For the fifth Thursday running Wootton Bassett High Street was the location for 3 more Repatriations of British Military Personnel killed in Afghanistan.
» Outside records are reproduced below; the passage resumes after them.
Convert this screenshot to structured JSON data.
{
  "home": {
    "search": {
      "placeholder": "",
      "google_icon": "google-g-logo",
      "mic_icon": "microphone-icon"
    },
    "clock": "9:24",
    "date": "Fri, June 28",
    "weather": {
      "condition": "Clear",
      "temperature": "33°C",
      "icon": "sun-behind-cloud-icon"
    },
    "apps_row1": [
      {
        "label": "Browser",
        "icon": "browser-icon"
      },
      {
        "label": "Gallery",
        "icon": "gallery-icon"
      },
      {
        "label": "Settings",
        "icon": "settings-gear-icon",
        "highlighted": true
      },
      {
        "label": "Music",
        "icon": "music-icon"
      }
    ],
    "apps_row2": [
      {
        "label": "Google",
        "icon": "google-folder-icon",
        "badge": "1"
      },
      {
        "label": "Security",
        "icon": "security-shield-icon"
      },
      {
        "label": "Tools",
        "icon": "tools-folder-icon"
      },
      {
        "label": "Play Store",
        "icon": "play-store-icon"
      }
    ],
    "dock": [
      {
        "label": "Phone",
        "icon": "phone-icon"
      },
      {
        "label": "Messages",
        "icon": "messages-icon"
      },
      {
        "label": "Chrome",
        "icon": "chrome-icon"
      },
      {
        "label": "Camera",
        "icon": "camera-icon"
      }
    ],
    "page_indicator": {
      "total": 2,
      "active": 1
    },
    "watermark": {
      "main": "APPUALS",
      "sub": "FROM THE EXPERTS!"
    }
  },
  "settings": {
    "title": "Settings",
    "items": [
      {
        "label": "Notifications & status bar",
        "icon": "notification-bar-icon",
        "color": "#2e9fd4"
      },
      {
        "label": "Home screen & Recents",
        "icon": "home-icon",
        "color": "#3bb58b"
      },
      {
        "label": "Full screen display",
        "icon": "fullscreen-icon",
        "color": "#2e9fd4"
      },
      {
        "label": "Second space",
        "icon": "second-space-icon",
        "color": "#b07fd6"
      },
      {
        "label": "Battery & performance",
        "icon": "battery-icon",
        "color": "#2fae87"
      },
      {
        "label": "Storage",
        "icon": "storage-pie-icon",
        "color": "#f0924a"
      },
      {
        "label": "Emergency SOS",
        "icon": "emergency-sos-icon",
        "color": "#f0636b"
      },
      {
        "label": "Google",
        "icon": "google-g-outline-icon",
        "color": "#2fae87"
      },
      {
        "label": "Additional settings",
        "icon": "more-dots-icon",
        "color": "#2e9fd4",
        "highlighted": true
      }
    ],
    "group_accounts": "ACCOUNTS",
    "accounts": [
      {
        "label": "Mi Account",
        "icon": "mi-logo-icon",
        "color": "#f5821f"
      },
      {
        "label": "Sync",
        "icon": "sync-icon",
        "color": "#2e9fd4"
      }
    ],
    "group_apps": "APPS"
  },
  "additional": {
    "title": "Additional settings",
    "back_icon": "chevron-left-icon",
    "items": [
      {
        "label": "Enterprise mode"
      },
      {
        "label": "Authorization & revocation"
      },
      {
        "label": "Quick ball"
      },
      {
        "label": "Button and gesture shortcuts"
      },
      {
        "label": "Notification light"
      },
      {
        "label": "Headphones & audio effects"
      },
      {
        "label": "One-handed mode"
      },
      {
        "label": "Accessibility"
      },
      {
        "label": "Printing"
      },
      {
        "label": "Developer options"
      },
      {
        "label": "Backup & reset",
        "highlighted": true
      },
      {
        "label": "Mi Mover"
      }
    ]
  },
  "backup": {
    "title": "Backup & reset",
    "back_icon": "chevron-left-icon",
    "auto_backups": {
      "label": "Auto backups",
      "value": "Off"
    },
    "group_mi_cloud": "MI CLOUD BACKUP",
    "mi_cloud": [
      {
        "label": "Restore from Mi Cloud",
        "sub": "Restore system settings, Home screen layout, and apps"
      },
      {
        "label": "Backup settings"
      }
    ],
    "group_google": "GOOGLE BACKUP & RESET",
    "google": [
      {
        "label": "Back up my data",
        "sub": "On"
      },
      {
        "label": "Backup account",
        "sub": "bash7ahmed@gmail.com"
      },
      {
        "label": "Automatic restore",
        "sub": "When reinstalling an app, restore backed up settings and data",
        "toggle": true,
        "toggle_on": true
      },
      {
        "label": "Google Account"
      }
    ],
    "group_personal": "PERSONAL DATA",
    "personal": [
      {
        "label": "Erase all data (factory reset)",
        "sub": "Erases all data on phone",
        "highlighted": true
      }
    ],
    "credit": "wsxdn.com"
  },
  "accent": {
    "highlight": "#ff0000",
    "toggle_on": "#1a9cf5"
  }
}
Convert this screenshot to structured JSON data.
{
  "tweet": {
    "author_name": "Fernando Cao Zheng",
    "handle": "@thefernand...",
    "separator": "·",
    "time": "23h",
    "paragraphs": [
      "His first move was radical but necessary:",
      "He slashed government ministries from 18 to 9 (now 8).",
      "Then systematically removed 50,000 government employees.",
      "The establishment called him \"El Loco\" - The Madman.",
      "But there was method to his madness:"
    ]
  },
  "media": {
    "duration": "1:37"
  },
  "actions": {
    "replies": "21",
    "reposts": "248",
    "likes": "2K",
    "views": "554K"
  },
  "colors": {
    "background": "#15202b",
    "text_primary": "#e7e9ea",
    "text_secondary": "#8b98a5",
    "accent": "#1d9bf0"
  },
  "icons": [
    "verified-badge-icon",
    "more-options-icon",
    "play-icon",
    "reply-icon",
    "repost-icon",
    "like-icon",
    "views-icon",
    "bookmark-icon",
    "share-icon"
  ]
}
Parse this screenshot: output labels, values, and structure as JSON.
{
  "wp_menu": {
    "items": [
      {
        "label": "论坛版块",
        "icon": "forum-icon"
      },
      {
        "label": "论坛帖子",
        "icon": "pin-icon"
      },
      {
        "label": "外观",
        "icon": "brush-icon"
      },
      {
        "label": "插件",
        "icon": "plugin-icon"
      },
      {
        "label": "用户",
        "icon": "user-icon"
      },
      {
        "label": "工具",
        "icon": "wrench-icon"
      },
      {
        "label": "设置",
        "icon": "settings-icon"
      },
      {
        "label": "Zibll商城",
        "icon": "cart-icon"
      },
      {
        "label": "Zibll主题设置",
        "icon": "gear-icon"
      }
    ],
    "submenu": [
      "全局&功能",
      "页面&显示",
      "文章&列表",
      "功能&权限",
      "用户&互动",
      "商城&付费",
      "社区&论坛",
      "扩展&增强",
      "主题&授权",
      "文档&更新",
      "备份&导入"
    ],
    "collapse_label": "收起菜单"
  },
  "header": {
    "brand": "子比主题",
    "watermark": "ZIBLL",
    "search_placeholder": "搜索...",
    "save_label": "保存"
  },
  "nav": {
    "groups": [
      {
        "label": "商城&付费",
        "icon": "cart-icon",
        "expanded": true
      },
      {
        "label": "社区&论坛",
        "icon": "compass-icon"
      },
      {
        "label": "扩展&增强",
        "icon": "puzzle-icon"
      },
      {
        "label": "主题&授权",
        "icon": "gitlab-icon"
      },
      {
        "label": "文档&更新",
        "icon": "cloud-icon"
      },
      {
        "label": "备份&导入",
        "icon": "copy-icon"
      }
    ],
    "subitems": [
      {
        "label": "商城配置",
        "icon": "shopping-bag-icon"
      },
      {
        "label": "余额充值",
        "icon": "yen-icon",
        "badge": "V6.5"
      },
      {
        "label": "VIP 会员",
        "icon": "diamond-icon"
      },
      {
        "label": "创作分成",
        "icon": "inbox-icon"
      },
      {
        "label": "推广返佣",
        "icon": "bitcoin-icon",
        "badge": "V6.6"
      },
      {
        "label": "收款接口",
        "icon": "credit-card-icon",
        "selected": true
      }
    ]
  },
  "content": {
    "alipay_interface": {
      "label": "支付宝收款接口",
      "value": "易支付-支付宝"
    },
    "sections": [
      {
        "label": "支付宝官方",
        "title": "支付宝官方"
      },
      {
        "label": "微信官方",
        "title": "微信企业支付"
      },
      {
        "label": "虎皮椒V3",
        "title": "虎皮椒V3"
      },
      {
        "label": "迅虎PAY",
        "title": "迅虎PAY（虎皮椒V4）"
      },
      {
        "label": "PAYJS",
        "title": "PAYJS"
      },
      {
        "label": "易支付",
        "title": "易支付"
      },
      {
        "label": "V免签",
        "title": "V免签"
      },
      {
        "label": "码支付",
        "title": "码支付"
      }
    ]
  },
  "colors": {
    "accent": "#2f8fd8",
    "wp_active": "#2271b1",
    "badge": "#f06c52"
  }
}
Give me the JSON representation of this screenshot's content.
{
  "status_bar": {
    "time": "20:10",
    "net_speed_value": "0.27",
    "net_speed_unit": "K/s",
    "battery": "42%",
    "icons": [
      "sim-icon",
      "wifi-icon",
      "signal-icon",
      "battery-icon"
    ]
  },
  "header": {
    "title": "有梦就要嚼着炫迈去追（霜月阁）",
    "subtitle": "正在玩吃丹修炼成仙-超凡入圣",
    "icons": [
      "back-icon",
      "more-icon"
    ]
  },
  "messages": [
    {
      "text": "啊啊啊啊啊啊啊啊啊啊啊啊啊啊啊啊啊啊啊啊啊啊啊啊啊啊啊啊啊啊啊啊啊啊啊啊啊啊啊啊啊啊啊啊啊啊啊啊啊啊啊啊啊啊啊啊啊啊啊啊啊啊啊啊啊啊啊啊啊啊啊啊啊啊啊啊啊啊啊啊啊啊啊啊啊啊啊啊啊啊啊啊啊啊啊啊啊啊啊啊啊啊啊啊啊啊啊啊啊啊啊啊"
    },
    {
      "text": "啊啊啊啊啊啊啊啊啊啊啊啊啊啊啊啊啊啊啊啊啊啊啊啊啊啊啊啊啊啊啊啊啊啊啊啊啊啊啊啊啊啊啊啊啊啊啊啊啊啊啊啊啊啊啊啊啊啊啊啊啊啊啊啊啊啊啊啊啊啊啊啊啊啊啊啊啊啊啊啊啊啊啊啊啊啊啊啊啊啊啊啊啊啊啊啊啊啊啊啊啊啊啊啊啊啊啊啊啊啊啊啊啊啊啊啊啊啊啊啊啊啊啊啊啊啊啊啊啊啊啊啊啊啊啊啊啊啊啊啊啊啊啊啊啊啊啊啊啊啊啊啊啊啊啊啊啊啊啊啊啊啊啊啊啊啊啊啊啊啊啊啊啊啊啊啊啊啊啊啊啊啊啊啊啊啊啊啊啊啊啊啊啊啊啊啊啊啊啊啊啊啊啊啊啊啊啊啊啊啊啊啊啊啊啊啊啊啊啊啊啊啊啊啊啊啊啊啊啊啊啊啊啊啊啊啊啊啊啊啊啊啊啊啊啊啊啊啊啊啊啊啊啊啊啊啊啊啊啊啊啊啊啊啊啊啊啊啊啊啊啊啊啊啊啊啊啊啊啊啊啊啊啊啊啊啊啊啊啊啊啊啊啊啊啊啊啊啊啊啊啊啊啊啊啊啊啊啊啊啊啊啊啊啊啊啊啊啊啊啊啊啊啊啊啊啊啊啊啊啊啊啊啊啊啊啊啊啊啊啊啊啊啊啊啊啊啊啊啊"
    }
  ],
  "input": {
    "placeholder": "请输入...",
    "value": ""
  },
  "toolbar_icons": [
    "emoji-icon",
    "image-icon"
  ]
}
These were; Cpl Michael John Pike, aged 26, of the 4th Battalion, The Highlanders who died when he came under fire from rifles and rocket propelled grenades in the Lashkar Gar district of Helmand Province: L/Cpl Martin Gill, aged 22, from 42 Commando, Royal Marines who was shot by insurgents whilst on patrol in the Nahr-e Saraj District and Rfn Martin Lamb, aged 27, of the 1st Battalion, The Rifles who was killed by a bomb in the Kareen area of Nahr-e Saraj.
The High Street was filled with hundreds, perhaps even thousands of grieving relatives, friends, service colleagues, veterans and general public who had come to honour and pay their respects to the deceased.
At 1645 hours, those gathered fell silent, the local church bell tolled its solemn knell, 33 standards from a wide variety of Service and Veterans Organisations dipped in salute, and the cortege entered the High Street, stopping at the War Memorial for the customary two minutes silence which was considerably prolonged whilst a tremendous amount of floral tributes were placed on the hearses. After this short, but very poignant and sorrowful service was over the cortege slowly left Wootton Bassett on its journey to the John Radcliffe Hospital in Oxford.
Representing our Association at Wootton Bassett were Ruth and John Crosby, Jenny and Alan Mitchell,Val and Vic Smith, Kim Hassall, Ron Glover and Tony Lake and at Oxford, Maureen and Pat Plumbridge, with Gil, Brian Crossin, Mike Lester, Reg Lamb, Bob Strachan, Bill Sykes and Brian Simmonds.
As many members may know by now that Big Steve and the Royal British Legion Bikers regularly attend the Repatriations at Wootton Bassett; this time there were 58 of them present, presenting a remarkable sight in their leathers with an awesome display of bikes.
Whilst we mourn the death of three more young servicemen it is perhaps also time to remember our Canadian friends who have lost 156 personnel in Afghanistan, Australians who have lost 27 and New Zealanders who have lost 6. 4 Fijians, as members of the British Army have also been killed in Afghanistan.
24th June 2011
Members shown are L to R: Ken Dalziel, Ron Glover, Jack Sharp, Tony Lake, Brian Flinn, Mike Archer, Ivan Carey